Probiotic Clinically Shown to Support a Protective Intestinal Environment in Infants

DAVIS, Calif., Sept. 18, 2018 /PRNewswire/ -- Evolve BioSystems, Inc. announced new study results showing that breastfed babies colonized by Bifidobacterium longum subsp. infantis EVC001 (the probiotic bacteria found in Evivo®) displayed significantly less evidence of mucin degradation compared to control infants who did not receive the beneficial Bifidobacterium. This is significant because the loss of mucin, a key component of the intestinal mucus layer, exposes the gut epithelium to potentially damaging interactions with the gut microbiome

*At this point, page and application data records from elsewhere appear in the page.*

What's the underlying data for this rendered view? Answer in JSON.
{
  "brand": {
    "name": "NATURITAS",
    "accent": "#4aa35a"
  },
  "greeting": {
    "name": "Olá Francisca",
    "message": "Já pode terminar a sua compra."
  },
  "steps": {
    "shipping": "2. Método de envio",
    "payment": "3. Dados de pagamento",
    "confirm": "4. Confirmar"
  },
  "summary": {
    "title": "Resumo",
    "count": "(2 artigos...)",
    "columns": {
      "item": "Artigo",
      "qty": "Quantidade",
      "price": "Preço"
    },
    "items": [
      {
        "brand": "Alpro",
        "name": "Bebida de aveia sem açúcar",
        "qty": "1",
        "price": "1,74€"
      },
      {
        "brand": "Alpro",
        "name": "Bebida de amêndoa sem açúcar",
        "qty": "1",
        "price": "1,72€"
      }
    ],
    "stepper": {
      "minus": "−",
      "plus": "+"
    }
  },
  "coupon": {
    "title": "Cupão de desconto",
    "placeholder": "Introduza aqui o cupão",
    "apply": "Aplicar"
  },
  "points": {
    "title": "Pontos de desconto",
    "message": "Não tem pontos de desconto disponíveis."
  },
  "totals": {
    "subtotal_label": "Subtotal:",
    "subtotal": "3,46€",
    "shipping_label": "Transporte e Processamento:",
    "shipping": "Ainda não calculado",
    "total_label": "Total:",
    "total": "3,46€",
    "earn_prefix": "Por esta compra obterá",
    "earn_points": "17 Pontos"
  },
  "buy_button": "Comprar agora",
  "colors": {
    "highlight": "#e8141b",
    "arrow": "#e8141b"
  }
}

The gastrointestinal tract serves an important role in protecting humans from pathogens, and the mucus layer that lines the walls of the large intestine is an important part of this gut barrier function.  Maintaining this protective intestinal environment is key to proper gut health both during infancy, as well as later in life.

Mucin Degradation May Have An Acute Impact On Hospitalized Infants
The types of bacteria that live in the gut microbiome can either be protective or destructive to the colonic mucus barrier. In many adult diseases, like ulcerative colitis, loss or disruption of the mucus layer is associated with severe inflammation in the gut. While the long-term effects of mucin breakdown in infants have yet to be determined, there could be immediate acute nutritional consequences.  "In vulnerable infants, maintenance of mucin as a first line of defense for gut barrier function is quite important and has a high nutrient requirement," said Dr. Steven Frese, Ph.D, Associate Director of Research and Development for Evolve BioSystems and lead scientist on the study.  "Constant degradation of this barrier could be nutritionally detrimental and lead to an increased risk of infection."

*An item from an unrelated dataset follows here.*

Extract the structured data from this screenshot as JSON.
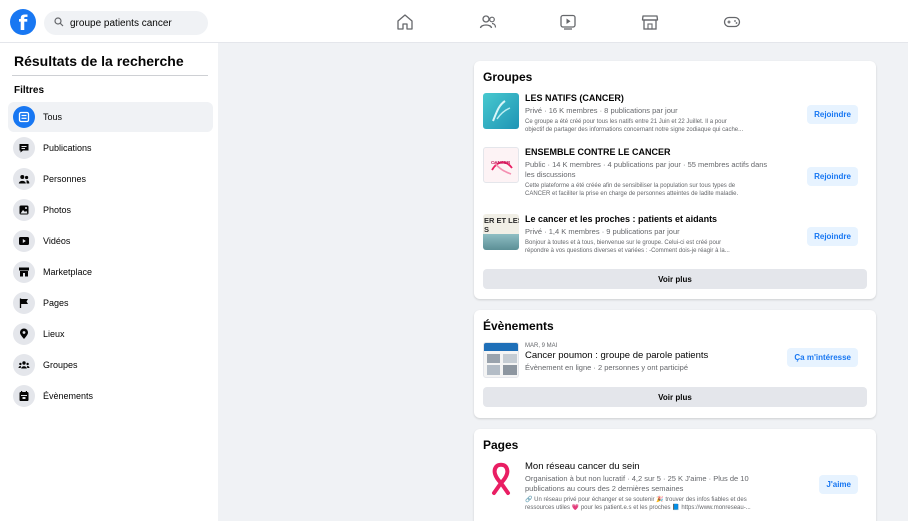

The paper, published in FEBS Open Bio, (read the full article at https://febs.onlinelibrary.wiley.com/doi/full/10.1002/2211-5463.12516) is one of many studies released by Evolve BioSystems in the past year showing the positive impact of activated B. infantis EVC001 on the intestinal health of newborns. The current study found that infants colonized with B. infantis had significantly lower abundance of bacteria that are commonly associated with colonic mucin breakdown, including Bacteroides.

Implications of the Study May Extend into Malnutrition
According to Dr. Brian Scottoline, M.D., Ph.D., associate professor of pediatrics (neonatology) in the Oregon Health & Science University School of Medicine and OHSU Doernbecher Children's Hospital, who was not involved in the study or associated with Evolve BioSystems, the importance of the study goes beyond just mucus. 

"Previous work by this group showed that supplementation with Evivo persistently reduces the expression of pathogen-associated virulence factors in infants," said Dr. Scottoline. "This new publication provides tantalizing evidence that Evivo supplementation is also associated with a significant reduction in the degradation of the protective coat of the gut surface, mucin, by potentially pathogenic members of the gut microbiome. This finding could have important immune-protective and nutritional implications in neonates." 

About Evolve BioSystems
Evolve BioSystems, Inc. is a privately-held microbiome company dedicated to developing the next generation of products to establish, restore, and maintain a healthy gut microbiome. Evolve recently completed a $40M Series C round of funding co-led by the Bill & Melinda Gates Foundation and Horizons Ventures, the venture division of the Li Ka Shing Foundation. Evolve is a spin-out from the Foods for Health Institute (FFHI) at the University of California, Davis and builds on more than a decade of research into understanding the unique partnership of the infant gut microbiome and breast milk components. Having led to the development and commercial launch of products to resolve newborn gut dysbiosis, including Evivo® for infants, Evolve's discovery platform is now being applied to solving gut dysbiosis throughout the human life cycle as well. In addition to the landmark proof-of-concept trial, Evolve is undertaking further clinical studies to build out its suite of microbiome-based solutions.

Contact: Crisel Ortiz, 1-415-989-9000, crisel@msrcommunications.com

Tracy Shafizadeh